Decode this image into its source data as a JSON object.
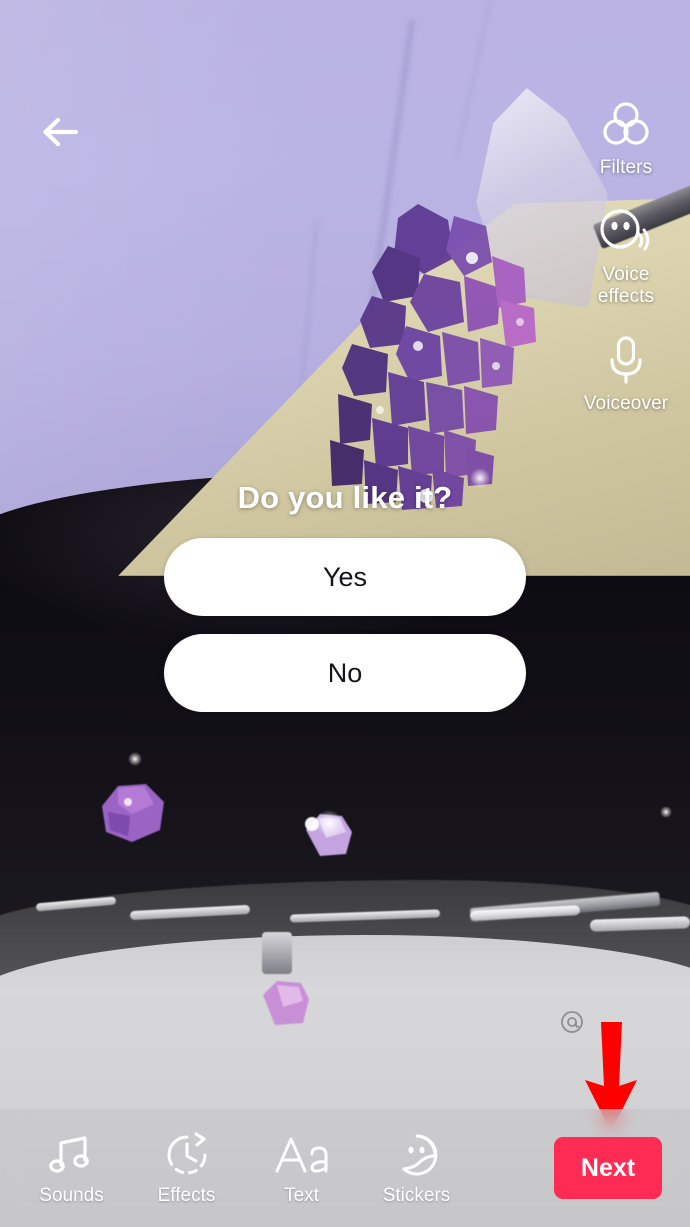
{
  "app": {
    "name": "TikTok Video Editor",
    "screen": "post-capture-edit"
  },
  "topbar": {
    "back_icon": "arrow-left-icon"
  },
  "right_rail": {
    "items": [
      {
        "label": "Filters",
        "icon": "filters-circles-icon"
      },
      {
        "label": "Voice\neffects",
        "label_line1": "Voice",
        "label_line2": "effects",
        "icon": "voice-effects-face-icon"
      },
      {
        "label": "Voiceover",
        "icon": "microphone-icon"
      }
    ]
  },
  "poll_sticker": {
    "question": "Do you like it?",
    "options": [
      {
        "label": "Yes"
      },
      {
        "label": "No"
      }
    ]
  },
  "mention": {
    "icon": "at-mention-icon"
  },
  "annotation": {
    "type": "arrow-down",
    "color": "#FF0000",
    "points_to": "next-button"
  },
  "bottom_toolbar": {
    "tools": [
      {
        "label": "Sounds",
        "icon": "music-note-icon"
      },
      {
        "label": "Effects",
        "icon": "clock-effects-icon"
      },
      {
        "label": "Text",
        "icon": "text-aa-icon"
      },
      {
        "label": "Stickers",
        "icon": "sticker-face-icon"
      }
    ],
    "next_label": "Next"
  },
  "colors": {
    "accent_next": "#FE2C55",
    "annotation_red": "#FF0000",
    "toolbar_bg": "#C4C4C8",
    "poll_option_bg": "#FFFFFF",
    "poll_option_text": "#15151A",
    "icon_white": "#FFFFFF",
    "video_lavender": "#B9B2E2",
    "video_cream": "#E0D8B6",
    "video_crystal_purple": "#6E46A8",
    "video_dark": "#100E15",
    "video_plate": "#D4D4D7"
  }
}
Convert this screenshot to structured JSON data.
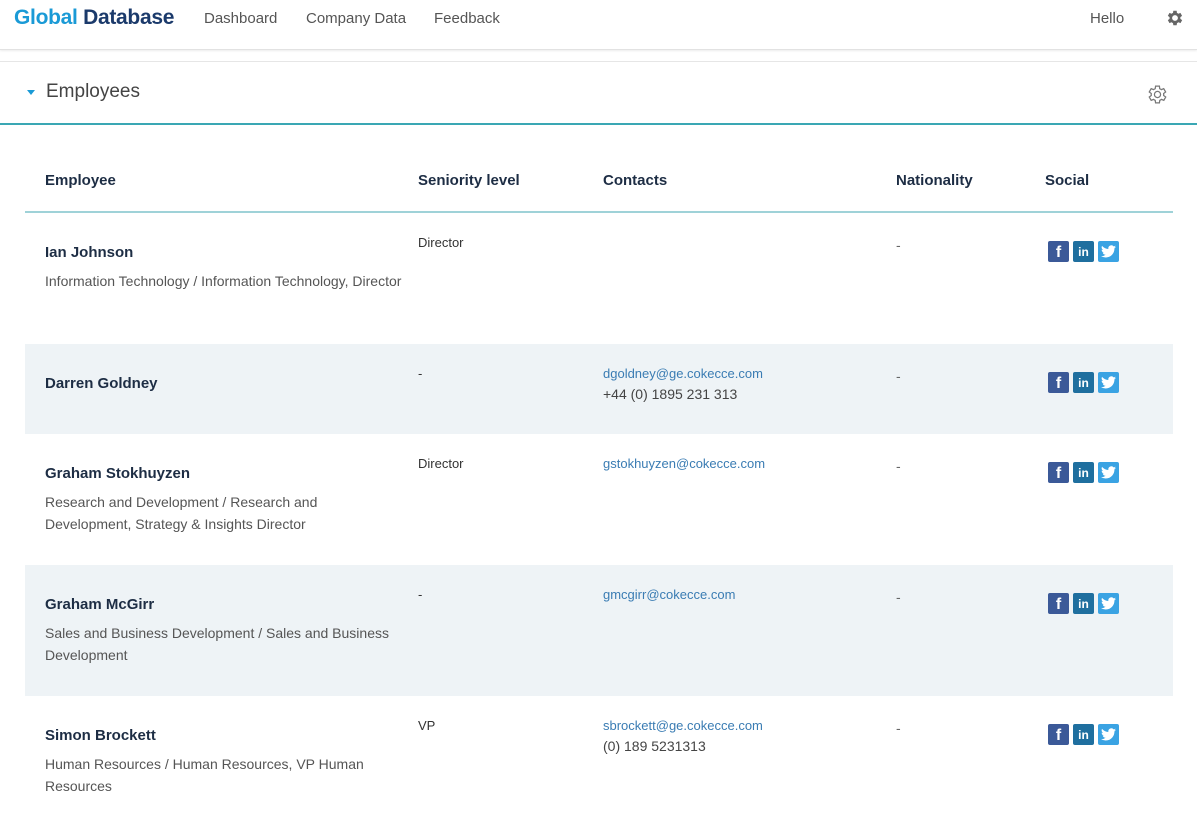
{
  "app": {
    "logo_part1": "Global",
    "logo_part2": "Database"
  },
  "nav": {
    "links": [
      "Dashboard",
      "Company Data",
      "Feedback"
    ],
    "greeting": "Hello"
  },
  "section": {
    "title": "Employees"
  },
  "table": {
    "headers": [
      "Employee",
      "Seniority level",
      "Contacts",
      "Nationality",
      "Social"
    ],
    "rows": [
      {
        "name": "Ian Johnson",
        "dept": "Information Technology / Information Technology, Director",
        "seniority": "Director",
        "email": "",
        "phone": "",
        "nationality": "-"
      },
      {
        "name": "Darren Goldney",
        "dept": "",
        "seniority": "-",
        "email": "dgoldney@ge.cokecce.com",
        "phone": "+44 (0) 1895 231 313",
        "nationality": "-"
      },
      {
        "name": "Graham Stokhuyzen",
        "dept": "Research and Development / Research and Development, Strategy & Insights Director",
        "seniority": "Director",
        "email": "gstokhuyzen@cokecce.com",
        "phone": "",
        "nationality": "-"
      },
      {
        "name": "Graham McGirr",
        "dept": "Sales and Business Development / Sales and Business Development",
        "seniority": "-",
        "email": "gmcgirr@cokecce.com",
        "phone": "",
        "nationality": "-"
      },
      {
        "name": "Simon Brockett",
        "dept": "Human Resources / Human Resources, VP Human Resources",
        "seniority": "VP",
        "email": "sbrockett@ge.cokecce.com",
        "phone": "(0) 189 5231313",
        "nationality": "-"
      }
    ]
  },
  "icons": {
    "facebook": "facebook-icon",
    "linkedin": "linkedin-icon",
    "twitter": "twitter-icon",
    "settings": "gear-icon"
  },
  "colors": {
    "brand_light": "#1a9ad6",
    "brand_dark": "#1b3a6b",
    "accent_line": "#3aa7b4",
    "link": "#3a7cb3",
    "row_alt": "#eef3f6"
  }
}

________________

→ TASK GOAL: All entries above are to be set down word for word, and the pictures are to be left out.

→ REPLY:
Decode this image into its source data as a JSON object.
{
  "app": {
    "name": "TikTok Video Editor",
    "screen": "post-capture-edit"
  },
  "topbar": {
    "back_icon": "arrow-left-icon"
  },
  "right_rail": {
    "items": [
      {
        "label": "Filters",
        "icon": "filters-circles-icon"
      },
      {
        "label": "Voice\neffects",
        "label_line1": "Voice",
        "label_line2": "effects",
        "icon": "voice-effects-face-icon"
      },
      {
        "label": "Voiceover",
        "icon": "microphone-icon"
      }
    ]
  },
  "poll_sticker": {
    "question": "Do you like it?",
    "options": [
      {
        "label": "Yes"
      },
      {
        "label": "No"
      }
    ]
  },
  "mention": {
    "icon": "at-mention-icon"
  },
  "annotation": {
    "type": "arrow-down",
    "color": "#FF0000",
    "points_to": "next-button"
  },
  "bottom_toolbar": {
    "tools": [
      {
        "label": "Sounds",
        "icon": "music-note-icon"
      },
      {
        "label": "Effects",
        "icon": "clock-effects-icon"
      },
      {
        "label": "Text",
        "icon": "text-aa-icon"
      },
      {
        "label": "Stickers",
        "icon": "sticker-face-icon"
      }
    ],
    "next_label": "Next"
  },
  "colors": {
    "accent_next": "#FE2C55",
    "annotation_red": "#FF0000",
    "toolbar_bg": "#C4C4C8",
    "poll_option_bg": "#FFFFFF",
    "poll_option_text": "#15151A",
    "icon_white": "#FFFFFF",
    "video_lavender": "#B9B2E2",
    "video_cream": "#E0D8B6",
    "video_crystal_purple": "#6E46A8",
    "video_dark": "#100E15",
    "video_plate": "#D4D4D7"
  }
}
Convert this screenshot to structured JSON data.
{
  "app": {
    "logo_part1": "Global",
    "logo_part2": "Database"
  },
  "nav": {
    "links": [
      "Dashboard",
      "Company Data",
      "Feedback"
    ],
    "greeting": "Hello"
  },
  "section": {
    "title": "Employees"
  },
  "table": {
    "headers": [
      "Employee",
      "Seniority level",
      "Contacts",
      "Nationality",
      "Social"
    ],
    "rows": [
      {
        "name": "Ian Johnson",
        "dept": "Information Technology / Information Technology, Director",
        "seniority": "Director",
        "email": "",
        "phone": "",
        "nationality": "-"
      },
      {
        "name": "Darren Goldney",
        "dept": "",
        "seniority": "-",
        "email": "dgoldney@ge.cokecce.com",
        "phone": "+44 (0) 1895 231 313",
        "nationality": "-"
      },
      {
        "name": "Graham Stokhuyzen",
        "dept": "Research and Development / Research and Development, Strategy & Insights Director",
        "seniority": "Director",
        "email": "gstokhuyzen@cokecce.com",
        "phone": "",
        "nationality": "-"
      },
      {
        "name": "Graham McGirr",
        "dept": "Sales and Business Development / Sales and Business Development",
        "seniority": "-",
        "email": "gmcgirr@cokecce.com",
        "phone": "",
        "nationality": "-"
      },
      {
        "name": "Simon Brockett",
        "dept": "Human Resources / Human Resources, VP Human Resources",
        "seniority": "VP",
        "email": "sbrockett@ge.cokecce.com",
        "phone": "(0) 189 5231313",
        "nationality": "-"
      }
    ]
  },
  "icons": {
    "facebook": "facebook-icon",
    "linkedin": "linkedin-icon",
    "twitter": "twitter-icon",
    "settings": "gear-icon"
  },
  "colors": {
    "brand_light": "#1a9ad6",
    "brand_dark": "#1b3a6b",
    "accent_line": "#3aa7b4",
    "link": "#3a7cb3",
    "row_alt": "#eef3f6"
  }
}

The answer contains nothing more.